Nichols’s accident seems to change him, at least in small ways. He purchases a laundry hamper for his bedroom and puts his dirty clothes in it, rather than throwing them all over the floor. He becomes a charter fisherman and opens his own company. He finds a girlfriend who makes him want to wash the dishes before he goes to sleep. Although he may still sometimes make uninformed or hasty decisions, Jeff Nichols does not seem like an “idoit” to me. Through the course of Trainwreck, Nichols becomes acutely aware of each of his own shortcomings and takes the steps to fix them. Although his first reaction may be to goof off or to make a mess, writing Trainwreck has given Nichols a way to reorganize and re-imagine his life not only as a functioning human being in society, but as a capable, funny, and smart writer.
Books mentioned in this column:

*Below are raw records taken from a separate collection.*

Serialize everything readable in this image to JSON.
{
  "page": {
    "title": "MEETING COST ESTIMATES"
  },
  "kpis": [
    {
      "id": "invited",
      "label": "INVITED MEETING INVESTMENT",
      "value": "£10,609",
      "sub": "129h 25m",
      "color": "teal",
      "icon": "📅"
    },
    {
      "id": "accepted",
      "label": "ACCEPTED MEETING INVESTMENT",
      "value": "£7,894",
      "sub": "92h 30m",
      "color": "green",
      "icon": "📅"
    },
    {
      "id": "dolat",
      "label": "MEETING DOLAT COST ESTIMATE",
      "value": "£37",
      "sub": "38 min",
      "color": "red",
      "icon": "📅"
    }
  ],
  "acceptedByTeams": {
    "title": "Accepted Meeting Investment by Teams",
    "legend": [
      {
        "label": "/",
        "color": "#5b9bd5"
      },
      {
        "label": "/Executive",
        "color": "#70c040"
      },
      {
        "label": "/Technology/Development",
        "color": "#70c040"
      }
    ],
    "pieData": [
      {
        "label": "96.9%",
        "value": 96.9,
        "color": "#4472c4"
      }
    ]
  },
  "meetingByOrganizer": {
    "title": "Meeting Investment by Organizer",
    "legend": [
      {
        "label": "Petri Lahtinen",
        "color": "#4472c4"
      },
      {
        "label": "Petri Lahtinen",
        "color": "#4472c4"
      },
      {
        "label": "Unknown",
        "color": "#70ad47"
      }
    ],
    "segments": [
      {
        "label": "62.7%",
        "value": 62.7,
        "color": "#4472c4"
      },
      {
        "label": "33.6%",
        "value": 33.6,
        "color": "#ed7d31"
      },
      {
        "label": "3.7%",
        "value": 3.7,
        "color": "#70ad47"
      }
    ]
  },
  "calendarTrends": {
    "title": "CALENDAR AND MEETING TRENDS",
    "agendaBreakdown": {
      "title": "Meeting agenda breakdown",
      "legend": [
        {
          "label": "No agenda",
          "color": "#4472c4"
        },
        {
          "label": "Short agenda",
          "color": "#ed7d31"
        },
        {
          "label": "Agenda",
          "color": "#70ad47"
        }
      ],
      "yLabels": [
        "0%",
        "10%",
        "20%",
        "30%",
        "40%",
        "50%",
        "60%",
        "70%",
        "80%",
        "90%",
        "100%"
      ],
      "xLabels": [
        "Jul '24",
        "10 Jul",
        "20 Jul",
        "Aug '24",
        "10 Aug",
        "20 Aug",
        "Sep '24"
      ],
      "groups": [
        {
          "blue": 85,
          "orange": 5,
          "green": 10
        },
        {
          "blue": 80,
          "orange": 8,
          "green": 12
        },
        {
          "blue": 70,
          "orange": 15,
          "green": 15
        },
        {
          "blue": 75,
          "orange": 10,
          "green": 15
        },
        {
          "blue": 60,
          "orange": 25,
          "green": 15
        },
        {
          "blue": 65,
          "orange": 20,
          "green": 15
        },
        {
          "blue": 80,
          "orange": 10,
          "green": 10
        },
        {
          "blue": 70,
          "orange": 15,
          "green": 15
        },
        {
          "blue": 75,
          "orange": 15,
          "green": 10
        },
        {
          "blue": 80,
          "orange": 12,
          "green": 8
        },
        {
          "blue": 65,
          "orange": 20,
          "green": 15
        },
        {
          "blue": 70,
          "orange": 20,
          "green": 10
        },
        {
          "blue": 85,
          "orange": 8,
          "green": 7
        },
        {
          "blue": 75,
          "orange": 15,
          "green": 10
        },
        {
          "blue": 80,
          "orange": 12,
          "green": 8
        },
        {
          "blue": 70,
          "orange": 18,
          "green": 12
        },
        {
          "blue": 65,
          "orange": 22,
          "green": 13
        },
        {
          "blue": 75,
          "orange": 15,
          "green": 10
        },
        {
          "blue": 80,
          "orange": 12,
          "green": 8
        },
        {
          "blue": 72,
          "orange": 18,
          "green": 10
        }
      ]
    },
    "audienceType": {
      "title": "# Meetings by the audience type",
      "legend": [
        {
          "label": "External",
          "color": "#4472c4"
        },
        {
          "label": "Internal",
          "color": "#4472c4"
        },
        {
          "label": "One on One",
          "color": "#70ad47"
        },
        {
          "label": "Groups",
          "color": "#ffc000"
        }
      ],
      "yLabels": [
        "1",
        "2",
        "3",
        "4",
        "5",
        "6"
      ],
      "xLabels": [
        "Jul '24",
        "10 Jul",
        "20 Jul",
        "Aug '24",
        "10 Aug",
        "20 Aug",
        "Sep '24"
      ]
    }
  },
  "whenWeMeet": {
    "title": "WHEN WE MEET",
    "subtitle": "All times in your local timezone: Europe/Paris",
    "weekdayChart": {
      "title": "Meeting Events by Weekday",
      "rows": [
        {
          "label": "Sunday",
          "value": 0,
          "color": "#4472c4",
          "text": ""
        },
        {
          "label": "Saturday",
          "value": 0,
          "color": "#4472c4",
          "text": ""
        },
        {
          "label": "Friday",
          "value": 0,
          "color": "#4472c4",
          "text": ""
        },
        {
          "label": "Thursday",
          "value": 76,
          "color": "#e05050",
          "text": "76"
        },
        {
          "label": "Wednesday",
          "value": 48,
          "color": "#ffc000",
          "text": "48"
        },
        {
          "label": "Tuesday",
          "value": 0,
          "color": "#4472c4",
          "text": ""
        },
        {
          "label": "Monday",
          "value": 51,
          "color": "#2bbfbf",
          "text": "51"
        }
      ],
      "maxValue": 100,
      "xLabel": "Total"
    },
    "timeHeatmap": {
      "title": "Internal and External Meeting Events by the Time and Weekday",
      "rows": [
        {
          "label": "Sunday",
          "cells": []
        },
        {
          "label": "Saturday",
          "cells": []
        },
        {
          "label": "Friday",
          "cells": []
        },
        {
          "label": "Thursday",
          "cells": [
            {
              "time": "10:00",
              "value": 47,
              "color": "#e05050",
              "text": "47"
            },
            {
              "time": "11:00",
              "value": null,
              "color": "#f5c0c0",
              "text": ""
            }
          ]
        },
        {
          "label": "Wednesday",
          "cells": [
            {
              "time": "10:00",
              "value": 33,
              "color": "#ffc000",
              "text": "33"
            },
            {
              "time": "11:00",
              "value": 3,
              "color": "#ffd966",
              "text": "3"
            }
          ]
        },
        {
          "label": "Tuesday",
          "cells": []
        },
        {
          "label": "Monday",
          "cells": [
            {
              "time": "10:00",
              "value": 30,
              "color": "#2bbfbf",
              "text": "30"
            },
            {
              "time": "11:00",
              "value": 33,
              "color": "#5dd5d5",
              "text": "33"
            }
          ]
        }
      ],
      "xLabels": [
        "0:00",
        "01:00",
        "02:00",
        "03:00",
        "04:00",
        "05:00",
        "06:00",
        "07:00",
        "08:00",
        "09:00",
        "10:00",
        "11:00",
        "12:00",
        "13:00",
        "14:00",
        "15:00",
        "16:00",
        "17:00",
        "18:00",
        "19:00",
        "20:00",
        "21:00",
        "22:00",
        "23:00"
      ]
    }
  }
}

Lindsay Champion's writing has been featured in Time Out New York, The New York Press, McSweeney's, Fray Quarterly (available now at Barnes & Noble), Common Ties, SMITH Magazine, and in It All Changed in an Instant: More Six-Word Memoirs by Writers Famous & Obscure, published by Harper Perennial. Lindsay is a member of the Society of Professional Journalists and has written hundreds of articles for numerous Internet publications, including Travels.com, Livestrong.com and Trails.com. She received her BFA from NYU's Tisch School of the Arts, where she studied writing. After living in New York City for six years, Lindsay has relocated to Los Angeles for some reason. She lives in Studio City, California, with an albino goldfish named Betty White. New York Words is Lindsay’s web site. Contact Lindsay.